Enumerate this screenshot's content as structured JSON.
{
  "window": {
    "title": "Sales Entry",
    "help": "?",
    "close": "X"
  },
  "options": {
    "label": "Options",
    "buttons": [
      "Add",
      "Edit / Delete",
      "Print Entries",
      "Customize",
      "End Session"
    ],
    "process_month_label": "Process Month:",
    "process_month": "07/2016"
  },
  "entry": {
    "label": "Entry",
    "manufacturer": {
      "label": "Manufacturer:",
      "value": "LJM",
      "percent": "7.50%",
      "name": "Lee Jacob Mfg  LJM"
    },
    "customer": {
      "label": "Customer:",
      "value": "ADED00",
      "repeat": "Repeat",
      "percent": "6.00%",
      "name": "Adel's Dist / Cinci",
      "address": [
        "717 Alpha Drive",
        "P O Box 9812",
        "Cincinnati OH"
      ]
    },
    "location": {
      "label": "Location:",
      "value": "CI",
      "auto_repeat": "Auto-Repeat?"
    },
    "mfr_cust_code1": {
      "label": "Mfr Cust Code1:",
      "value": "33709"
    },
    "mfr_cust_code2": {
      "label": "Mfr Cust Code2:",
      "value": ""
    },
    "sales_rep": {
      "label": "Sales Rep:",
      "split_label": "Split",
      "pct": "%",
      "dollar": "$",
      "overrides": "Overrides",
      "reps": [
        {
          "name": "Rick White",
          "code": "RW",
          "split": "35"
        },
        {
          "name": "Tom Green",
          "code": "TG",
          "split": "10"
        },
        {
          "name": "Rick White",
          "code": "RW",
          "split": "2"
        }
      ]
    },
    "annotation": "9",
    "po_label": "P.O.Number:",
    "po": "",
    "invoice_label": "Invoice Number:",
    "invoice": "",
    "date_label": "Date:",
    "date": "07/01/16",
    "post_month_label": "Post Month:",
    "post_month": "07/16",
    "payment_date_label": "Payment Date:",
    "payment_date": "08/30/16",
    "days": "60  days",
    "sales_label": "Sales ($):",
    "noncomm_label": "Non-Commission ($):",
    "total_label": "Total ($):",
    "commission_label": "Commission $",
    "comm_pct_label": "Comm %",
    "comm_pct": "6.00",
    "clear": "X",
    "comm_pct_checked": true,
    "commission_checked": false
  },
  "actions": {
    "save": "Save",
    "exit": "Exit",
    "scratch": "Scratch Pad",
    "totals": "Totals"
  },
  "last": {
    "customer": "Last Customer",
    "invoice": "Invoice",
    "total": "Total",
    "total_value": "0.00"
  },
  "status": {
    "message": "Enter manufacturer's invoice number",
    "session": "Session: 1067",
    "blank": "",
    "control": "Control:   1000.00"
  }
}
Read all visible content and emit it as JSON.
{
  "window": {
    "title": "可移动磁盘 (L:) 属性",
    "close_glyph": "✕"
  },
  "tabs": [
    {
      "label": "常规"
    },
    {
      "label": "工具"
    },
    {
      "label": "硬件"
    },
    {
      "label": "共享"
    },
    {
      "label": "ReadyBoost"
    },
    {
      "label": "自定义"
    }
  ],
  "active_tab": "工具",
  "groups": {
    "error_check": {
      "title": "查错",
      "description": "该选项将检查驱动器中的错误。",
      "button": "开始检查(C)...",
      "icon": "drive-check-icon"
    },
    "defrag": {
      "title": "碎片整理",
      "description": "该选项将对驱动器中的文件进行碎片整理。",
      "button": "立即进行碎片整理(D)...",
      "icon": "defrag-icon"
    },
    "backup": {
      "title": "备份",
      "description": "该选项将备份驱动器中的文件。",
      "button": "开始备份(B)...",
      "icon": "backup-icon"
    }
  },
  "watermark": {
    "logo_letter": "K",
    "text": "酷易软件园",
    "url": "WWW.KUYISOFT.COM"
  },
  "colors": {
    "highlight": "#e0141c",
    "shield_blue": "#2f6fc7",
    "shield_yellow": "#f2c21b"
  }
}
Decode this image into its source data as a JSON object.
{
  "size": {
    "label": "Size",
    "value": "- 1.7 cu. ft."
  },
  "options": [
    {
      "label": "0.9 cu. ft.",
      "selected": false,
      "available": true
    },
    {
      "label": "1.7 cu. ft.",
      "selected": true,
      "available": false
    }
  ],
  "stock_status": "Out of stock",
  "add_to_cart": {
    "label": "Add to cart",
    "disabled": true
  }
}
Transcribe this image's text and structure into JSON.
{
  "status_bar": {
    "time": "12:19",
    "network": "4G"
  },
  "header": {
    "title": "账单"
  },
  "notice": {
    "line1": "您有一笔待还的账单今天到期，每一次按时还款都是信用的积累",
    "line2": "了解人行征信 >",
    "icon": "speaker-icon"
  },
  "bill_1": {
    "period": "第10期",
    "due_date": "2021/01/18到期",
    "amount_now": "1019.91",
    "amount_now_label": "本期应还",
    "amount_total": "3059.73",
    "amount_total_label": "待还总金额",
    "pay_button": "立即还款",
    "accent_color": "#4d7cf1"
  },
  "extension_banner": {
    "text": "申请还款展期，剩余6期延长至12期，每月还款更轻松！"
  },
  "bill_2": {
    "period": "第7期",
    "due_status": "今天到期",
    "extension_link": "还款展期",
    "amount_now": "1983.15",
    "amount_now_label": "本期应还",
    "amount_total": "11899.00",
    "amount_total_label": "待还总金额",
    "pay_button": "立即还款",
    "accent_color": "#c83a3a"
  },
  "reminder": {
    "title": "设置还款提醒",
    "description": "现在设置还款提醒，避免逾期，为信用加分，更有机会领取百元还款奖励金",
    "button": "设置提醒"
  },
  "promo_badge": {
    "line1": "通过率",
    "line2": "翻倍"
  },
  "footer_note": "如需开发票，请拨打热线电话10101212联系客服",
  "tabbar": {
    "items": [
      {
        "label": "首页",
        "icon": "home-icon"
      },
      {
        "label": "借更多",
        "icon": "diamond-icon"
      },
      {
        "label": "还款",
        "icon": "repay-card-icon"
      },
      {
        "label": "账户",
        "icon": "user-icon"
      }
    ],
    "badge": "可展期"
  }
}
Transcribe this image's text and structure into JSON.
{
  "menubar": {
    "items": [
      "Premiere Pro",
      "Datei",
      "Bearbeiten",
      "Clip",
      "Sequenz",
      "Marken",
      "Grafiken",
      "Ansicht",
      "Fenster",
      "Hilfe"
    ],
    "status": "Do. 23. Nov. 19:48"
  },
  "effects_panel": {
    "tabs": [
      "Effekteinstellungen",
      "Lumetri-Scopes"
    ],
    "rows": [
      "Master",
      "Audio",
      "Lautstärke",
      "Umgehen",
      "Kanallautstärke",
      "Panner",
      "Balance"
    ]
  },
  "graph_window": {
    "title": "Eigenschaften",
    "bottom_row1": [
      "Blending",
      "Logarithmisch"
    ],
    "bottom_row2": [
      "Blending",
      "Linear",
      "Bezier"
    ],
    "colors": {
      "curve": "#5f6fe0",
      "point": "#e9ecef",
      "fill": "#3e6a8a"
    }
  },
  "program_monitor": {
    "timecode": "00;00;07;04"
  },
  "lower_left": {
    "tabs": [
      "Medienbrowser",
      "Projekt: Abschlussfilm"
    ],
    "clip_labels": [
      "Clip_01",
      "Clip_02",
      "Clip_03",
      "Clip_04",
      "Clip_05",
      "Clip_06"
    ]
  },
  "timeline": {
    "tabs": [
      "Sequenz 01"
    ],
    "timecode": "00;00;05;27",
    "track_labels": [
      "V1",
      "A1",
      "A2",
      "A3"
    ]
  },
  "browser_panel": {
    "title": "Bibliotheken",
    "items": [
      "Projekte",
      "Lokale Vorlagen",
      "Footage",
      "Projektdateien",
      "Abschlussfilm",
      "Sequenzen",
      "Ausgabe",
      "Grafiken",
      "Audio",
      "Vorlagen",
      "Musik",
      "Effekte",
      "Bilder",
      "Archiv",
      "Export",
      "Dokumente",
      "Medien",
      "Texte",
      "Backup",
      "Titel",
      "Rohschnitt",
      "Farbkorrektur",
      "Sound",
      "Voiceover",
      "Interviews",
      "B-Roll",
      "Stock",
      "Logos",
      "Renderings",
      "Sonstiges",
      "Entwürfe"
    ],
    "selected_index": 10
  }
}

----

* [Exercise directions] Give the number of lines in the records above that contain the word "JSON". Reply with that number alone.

* [Solved problem] 5